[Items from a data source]
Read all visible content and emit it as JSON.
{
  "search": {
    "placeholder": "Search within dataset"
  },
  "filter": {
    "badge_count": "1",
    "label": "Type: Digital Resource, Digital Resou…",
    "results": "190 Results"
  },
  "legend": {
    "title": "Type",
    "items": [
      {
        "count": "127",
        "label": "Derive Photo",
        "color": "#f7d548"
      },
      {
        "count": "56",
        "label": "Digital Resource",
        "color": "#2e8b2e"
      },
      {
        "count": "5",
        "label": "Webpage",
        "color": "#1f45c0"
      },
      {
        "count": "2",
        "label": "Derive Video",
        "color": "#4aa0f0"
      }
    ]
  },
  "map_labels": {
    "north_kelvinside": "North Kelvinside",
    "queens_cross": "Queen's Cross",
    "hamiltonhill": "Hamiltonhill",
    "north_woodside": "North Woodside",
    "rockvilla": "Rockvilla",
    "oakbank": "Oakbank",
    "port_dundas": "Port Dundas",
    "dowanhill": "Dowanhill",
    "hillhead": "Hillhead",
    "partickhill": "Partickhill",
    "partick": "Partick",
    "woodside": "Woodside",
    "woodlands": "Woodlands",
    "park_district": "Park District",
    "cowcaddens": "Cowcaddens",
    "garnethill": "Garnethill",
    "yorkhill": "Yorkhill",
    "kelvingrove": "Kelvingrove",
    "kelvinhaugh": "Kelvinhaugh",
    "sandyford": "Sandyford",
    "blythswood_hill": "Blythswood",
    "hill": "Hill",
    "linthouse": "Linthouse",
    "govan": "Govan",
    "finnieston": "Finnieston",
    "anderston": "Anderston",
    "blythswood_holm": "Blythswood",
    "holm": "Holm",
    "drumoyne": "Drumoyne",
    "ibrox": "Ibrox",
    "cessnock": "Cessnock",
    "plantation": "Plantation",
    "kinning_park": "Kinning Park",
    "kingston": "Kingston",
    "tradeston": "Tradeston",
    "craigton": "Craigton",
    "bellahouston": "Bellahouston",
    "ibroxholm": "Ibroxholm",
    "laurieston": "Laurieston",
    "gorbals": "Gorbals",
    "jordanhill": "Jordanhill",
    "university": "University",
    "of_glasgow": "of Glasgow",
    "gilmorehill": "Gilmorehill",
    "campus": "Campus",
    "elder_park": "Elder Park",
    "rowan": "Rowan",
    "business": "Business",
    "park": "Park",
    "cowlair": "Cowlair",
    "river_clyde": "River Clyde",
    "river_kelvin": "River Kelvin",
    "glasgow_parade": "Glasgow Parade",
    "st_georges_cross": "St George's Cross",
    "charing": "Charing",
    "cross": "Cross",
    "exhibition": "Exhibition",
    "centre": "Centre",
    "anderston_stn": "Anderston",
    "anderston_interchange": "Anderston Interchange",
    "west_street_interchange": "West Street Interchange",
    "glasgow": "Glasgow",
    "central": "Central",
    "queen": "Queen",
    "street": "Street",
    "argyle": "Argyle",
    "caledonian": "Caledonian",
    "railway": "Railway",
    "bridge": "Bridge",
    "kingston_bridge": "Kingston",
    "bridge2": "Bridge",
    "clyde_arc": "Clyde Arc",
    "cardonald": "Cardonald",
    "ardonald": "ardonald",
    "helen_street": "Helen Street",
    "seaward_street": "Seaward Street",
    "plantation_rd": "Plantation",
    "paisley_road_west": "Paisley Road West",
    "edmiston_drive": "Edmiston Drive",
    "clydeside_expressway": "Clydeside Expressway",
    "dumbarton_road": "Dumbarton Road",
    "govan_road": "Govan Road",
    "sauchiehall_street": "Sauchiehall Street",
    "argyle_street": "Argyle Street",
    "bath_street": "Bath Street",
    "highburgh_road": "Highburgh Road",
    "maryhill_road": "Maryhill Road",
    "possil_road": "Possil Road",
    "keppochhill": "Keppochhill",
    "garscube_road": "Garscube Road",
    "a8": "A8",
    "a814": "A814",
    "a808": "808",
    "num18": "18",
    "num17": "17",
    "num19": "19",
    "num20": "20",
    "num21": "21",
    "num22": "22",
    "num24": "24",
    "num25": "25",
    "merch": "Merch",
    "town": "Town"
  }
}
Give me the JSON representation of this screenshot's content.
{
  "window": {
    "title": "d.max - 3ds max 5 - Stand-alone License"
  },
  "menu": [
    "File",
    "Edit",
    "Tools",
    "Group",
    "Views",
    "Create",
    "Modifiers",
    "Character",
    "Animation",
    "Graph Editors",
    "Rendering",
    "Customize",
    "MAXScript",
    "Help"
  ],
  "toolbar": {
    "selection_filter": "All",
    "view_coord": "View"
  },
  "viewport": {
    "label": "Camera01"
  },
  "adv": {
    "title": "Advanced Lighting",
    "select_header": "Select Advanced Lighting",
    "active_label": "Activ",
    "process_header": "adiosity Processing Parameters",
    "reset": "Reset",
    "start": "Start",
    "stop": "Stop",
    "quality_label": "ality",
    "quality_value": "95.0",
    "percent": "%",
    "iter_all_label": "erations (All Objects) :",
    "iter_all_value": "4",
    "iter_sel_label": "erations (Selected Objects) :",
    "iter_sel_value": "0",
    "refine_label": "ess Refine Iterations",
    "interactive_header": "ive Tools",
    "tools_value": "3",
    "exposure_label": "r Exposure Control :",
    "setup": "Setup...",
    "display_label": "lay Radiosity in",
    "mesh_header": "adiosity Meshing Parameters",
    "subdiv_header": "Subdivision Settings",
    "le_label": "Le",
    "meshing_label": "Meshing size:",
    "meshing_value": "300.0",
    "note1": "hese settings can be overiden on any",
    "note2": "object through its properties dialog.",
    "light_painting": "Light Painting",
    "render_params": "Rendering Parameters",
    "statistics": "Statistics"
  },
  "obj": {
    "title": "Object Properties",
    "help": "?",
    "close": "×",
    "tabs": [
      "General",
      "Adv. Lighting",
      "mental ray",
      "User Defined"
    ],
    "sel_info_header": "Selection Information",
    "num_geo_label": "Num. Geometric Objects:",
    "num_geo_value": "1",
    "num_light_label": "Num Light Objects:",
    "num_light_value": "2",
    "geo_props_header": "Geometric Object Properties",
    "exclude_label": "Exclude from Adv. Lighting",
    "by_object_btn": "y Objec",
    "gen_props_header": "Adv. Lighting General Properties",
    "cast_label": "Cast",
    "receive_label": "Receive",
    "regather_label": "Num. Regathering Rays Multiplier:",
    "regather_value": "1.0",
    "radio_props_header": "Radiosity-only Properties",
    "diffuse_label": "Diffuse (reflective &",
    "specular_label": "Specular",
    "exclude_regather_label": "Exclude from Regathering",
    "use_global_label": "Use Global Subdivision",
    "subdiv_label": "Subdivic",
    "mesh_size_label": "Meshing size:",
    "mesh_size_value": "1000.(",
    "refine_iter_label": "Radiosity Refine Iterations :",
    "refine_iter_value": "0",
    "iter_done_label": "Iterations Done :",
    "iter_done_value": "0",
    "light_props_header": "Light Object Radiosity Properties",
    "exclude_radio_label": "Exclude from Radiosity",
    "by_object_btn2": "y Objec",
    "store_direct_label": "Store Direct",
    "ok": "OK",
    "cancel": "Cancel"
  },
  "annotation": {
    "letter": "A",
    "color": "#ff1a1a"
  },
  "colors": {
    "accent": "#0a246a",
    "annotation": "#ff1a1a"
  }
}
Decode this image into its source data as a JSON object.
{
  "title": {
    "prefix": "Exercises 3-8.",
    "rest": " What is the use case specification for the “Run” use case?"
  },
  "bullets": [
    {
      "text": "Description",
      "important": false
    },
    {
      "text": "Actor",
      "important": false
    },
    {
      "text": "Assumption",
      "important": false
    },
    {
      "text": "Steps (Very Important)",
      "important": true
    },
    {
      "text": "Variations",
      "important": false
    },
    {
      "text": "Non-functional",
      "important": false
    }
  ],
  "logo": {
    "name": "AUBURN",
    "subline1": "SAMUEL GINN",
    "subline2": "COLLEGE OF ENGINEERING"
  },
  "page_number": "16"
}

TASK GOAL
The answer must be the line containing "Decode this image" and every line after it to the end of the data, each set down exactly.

RESPONSE TO THE TASK
Decode this image into its source data as a JSON object.
{
  "title": {
    "prefix": "Exercises 3-8.",
    "rest": " What is the use case specification for the “Run” use case?"
  },
  "bullets": [
    {
      "text": "Description",
      "important": false
    },
    {
      "text": "Actor",
      "important": false
    },
    {
      "text": "Assumption",
      "important": false
    },
    {
      "text": "Steps (Very Important)",
      "important": true
    },
    {
      "text": "Variations",
      "important": false
    },
    {
      "text": "Non-functional",
      "important": false
    }
  ],
  "logo": {
    "name": "AUBURN",
    "subline1": "SAMUEL GINN",
    "subline2": "COLLEGE OF ENGINEERING"
  },
  "page_number": "16"
}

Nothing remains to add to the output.